Exercise goal: Where does the word "desc" occur in the entries below? Copy every line that has it.
- - - -
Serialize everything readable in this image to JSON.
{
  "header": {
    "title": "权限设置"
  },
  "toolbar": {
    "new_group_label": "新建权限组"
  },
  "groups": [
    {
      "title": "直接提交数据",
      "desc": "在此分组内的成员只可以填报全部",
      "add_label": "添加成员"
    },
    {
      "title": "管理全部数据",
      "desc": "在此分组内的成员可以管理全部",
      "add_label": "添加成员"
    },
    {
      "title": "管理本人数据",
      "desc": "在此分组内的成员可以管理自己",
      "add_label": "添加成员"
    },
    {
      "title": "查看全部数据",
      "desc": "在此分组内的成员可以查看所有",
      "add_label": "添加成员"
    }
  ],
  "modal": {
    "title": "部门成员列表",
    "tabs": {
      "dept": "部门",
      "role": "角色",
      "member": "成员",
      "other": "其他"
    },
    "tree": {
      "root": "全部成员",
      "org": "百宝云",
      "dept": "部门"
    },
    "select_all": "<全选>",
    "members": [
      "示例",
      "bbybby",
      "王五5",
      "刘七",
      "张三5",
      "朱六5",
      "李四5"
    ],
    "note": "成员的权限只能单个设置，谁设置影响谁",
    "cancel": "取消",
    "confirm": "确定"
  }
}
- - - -
Result for this task:
      "desc": "在此分组内的成员只可以填报全部",
      "desc": "在此分组内的成员可以管理全部",
      "desc": "在此分组内的成员可以管理自己",
      "desc": "在此分组内的成员可以查看所有",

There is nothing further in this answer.